Nance Movsesian

Theatre publicist -- via boston.com.

Nick Bell

College football player -- via al.com.

Andy Irons

Professional, world-champion surfer -- via ESPN. Update, 11/30: a controversial story in Outside magazine suggests that his death was drug-related. Like many of us, he may have had his problems with addiction; however, there are a few too many "maybe"s in this article to satisfy me. I would be interested in hearing your thoughts on this.

Monica Johnson

Comic writer for film and TV, and novelist -- via Deadline.com. She will be best remembered for her numerous brilliant collaborations with Albert Brooks -- "Real Life," "Lost in America," "Modern Romance" and more.

Shannon Tavarez

Actress -- via Broadway World. She was appearing as Young Nala in "The Lion King" when she was diagnosed with acute myeloid leukemia. She was 11 years old.

Harry "PopPop" Cooper

Internet celebrity and relationship adviser -- via the L.A. Times. He is survived by his wife of 73 years, Barbara.

Joe Puryear

Alpinist, writer and photographer -- via CBS News. He died from a 1,500-foot fall on Tibetan mountain Labuche Kang.

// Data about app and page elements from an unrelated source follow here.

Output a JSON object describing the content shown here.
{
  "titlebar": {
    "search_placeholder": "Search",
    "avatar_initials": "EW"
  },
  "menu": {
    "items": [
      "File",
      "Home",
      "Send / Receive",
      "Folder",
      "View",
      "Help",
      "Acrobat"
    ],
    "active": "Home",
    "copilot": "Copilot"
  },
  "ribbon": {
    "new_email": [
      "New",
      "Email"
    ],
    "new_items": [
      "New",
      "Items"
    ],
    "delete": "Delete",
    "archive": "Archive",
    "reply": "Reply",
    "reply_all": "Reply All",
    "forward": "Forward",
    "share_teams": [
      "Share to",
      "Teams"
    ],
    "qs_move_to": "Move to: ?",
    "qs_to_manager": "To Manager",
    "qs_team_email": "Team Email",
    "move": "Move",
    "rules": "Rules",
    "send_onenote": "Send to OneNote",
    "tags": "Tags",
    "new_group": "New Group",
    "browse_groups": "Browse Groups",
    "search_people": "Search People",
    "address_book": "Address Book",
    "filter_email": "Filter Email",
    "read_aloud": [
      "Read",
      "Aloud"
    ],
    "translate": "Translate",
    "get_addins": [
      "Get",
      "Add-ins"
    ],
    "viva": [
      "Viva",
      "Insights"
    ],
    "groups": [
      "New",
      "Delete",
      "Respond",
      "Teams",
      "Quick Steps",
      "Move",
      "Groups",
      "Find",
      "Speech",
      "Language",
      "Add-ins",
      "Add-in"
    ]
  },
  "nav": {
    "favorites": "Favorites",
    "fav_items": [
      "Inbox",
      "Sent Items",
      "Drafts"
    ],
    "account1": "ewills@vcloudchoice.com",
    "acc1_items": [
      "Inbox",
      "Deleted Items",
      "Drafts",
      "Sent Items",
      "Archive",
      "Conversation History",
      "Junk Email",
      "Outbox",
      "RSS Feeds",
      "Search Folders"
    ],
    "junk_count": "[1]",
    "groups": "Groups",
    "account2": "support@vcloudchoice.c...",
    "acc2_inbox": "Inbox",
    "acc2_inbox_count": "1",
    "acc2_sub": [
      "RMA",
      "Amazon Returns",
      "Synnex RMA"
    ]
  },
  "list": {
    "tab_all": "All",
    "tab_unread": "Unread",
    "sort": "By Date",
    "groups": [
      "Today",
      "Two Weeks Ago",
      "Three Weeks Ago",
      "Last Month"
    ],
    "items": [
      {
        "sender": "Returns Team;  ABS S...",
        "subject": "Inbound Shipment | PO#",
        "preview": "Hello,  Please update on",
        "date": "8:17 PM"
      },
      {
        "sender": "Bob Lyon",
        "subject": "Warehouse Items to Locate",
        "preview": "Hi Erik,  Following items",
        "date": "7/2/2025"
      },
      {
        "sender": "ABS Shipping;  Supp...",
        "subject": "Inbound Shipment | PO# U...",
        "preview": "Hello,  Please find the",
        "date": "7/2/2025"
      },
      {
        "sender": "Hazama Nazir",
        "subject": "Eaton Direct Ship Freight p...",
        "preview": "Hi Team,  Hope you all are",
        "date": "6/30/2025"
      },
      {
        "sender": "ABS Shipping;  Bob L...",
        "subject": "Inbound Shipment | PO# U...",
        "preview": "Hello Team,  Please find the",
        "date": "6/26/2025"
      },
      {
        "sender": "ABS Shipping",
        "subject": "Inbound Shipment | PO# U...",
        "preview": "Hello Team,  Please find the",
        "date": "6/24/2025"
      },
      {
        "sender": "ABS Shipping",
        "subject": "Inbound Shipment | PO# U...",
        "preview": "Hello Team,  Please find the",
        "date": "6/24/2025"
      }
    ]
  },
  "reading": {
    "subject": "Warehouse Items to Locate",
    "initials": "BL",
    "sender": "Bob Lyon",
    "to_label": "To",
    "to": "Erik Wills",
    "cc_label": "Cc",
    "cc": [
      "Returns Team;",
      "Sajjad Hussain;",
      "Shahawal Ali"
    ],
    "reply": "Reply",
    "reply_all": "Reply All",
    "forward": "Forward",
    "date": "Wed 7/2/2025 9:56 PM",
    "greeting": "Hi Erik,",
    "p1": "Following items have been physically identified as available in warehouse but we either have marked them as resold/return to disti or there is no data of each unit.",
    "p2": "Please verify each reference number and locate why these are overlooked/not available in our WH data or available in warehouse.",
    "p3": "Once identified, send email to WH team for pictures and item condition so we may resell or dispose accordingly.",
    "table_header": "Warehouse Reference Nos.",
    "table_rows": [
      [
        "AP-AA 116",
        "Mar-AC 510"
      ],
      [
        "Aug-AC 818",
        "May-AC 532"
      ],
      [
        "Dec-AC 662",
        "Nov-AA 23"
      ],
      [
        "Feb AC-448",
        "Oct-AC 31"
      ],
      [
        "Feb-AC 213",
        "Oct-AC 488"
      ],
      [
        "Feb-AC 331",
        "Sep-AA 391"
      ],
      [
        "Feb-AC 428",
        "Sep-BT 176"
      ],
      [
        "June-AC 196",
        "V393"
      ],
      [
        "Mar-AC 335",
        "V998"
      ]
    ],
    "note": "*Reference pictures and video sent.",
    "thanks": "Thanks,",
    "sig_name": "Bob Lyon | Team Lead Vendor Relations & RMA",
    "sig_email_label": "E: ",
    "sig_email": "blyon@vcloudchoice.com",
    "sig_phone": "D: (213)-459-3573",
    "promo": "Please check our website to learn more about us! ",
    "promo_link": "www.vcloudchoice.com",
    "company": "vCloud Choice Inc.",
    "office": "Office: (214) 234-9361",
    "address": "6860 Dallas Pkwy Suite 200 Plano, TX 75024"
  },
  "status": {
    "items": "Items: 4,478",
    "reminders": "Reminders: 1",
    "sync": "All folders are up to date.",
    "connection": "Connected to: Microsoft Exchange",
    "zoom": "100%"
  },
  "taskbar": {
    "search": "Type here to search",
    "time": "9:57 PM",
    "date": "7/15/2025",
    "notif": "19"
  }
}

Takargo - Summit from Joe Puryear on Vimeo.

G. William Oakley

Theatrical impresario -- via the Denver Post. He founded the Heritage Square Opera House in Golden, known for its comedic "mellerdrammers."

Charlie O'Donnell

Announcer -- via the Orange County Register.

Anne McDonald

Author and disability-rights activist -- via The Age.com. Her story is amazing. Born with cerebral palsy, she was diagnosed with retardation, confined to an institution, and starved and abused. She established communication with therapist Rosemary Crossley, then had to sue her family and the state to escape her confines. Her book about her struggle, "Annie's Coming Out," is very difficult to find, unfortunately.

Michael F. "Mick" Galloway

Actor on stage and in film and TV -- via Legacy.com.

Chris Gulker

Gifted photographer, electronic publishing expert and pioneer blogger -- via InMenlo.com.

Jack Brokensha

Vibraphonist -- via the Detroit Free Press.

Ina Clare

British actress -- via Digital Spy. Best known for her role as flower vendor Ina Foot in "EastEnders." (Not to be confused with American stage and early Sound Era film actress Ina Claire.)

Artie Wilson

Baseball player for the Negro Leagues, Pacific Coast League and the majors (New York Giants) -- via MinorLeagueBaseball.com. He was the last player to hit .400 or over in a season for a professional team (the Birmingham Black Barons, in 1948). He mentored a promising young player named -- Willie Mays!